Publicly traded companies are required to send “proxy statements” to their true owners (i.e., shareholders who own publicly traded shares) in connection with the company’s annual shareholder meeting. Proxy statements contain valuable information for investors and allow shareholders to vote in board of directors’ elections as well as other corporate business matters.
Proxy statement may contain such information as:
- A description of who serves on the board of directors
- Upper management’s salaries and bonuses
- A disclosure of stock ownership by directors and officers
- Information about “sweetheart” loans made to managers
- Business plans, conflicted transactions, and litigation risks
Directors must treat proxy statements with a high level of care. They may be required to file the final statements with the Securities and Exchange Commission (SEC). A director should always review a proxy statement and pay close attentive to matters he personally contributed to.
Serious legal issues may arise if the directors do not send out proxy statements in the timely manner or fail to disclose business matters effecting shareholders.

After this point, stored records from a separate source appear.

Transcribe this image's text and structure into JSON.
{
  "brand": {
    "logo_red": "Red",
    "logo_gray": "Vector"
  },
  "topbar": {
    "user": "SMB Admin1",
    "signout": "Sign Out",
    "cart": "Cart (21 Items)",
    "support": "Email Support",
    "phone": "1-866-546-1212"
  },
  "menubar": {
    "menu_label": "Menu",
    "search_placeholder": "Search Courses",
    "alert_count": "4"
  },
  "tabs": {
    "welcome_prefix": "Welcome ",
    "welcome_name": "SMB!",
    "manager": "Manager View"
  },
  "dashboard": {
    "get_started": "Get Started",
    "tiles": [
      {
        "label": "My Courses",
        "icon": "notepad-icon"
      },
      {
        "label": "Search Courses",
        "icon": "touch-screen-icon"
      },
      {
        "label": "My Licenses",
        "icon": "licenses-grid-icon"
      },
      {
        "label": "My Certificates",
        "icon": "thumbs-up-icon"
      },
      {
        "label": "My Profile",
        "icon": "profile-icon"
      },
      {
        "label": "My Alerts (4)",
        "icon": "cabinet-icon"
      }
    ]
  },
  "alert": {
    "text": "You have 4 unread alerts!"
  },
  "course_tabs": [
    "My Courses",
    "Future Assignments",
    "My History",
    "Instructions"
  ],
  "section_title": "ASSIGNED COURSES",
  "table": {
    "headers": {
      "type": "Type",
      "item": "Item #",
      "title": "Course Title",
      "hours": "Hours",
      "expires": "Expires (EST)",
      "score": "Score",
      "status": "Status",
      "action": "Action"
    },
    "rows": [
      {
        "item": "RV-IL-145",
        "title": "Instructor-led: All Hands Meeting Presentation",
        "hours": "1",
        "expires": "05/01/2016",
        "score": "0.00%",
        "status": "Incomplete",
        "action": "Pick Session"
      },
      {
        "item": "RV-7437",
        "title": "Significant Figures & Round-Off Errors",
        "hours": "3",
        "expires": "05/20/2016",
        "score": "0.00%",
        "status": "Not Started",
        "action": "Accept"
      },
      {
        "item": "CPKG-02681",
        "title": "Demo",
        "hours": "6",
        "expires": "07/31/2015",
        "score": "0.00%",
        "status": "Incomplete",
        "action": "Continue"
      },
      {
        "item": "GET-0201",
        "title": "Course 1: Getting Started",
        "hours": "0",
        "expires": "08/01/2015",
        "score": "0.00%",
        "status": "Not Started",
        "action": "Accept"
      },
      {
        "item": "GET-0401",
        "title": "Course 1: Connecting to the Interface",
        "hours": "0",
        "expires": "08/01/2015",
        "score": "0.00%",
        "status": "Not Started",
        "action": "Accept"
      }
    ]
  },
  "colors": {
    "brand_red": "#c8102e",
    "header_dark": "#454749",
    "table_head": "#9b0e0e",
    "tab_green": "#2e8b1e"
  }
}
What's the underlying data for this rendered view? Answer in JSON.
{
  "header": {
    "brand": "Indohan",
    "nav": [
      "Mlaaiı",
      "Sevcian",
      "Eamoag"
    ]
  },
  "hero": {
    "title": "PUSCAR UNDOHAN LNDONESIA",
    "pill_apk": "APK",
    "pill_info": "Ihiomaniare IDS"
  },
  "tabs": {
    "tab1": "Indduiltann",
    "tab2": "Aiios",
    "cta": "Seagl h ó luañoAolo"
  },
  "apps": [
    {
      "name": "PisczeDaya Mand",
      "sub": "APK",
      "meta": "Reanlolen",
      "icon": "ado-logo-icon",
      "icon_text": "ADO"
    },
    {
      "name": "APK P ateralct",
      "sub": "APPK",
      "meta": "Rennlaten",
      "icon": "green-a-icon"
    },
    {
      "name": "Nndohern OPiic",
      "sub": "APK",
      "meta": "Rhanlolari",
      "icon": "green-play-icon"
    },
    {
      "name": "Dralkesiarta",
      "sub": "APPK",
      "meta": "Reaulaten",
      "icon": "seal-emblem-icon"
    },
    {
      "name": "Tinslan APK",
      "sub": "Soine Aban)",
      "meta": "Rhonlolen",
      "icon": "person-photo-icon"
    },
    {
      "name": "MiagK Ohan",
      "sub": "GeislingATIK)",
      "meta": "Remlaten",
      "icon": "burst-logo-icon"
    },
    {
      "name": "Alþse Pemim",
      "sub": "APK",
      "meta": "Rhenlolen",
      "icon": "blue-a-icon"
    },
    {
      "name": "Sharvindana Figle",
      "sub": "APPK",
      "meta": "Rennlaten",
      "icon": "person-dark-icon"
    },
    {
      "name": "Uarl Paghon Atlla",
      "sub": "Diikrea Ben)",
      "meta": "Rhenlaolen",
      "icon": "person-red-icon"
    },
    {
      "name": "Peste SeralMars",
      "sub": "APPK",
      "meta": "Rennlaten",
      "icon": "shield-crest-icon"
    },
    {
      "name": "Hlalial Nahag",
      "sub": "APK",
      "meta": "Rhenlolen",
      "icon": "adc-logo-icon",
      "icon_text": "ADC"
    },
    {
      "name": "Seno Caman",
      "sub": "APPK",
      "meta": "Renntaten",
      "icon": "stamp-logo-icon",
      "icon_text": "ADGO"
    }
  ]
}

If you have questions or issues regarding proxy statements, you should consult a qualified business lawyer with experience in corporate law and business litigation. A qualified lawyer will determine if the company may have abused your rights, failed to disclose important information, or violated any applicable laws.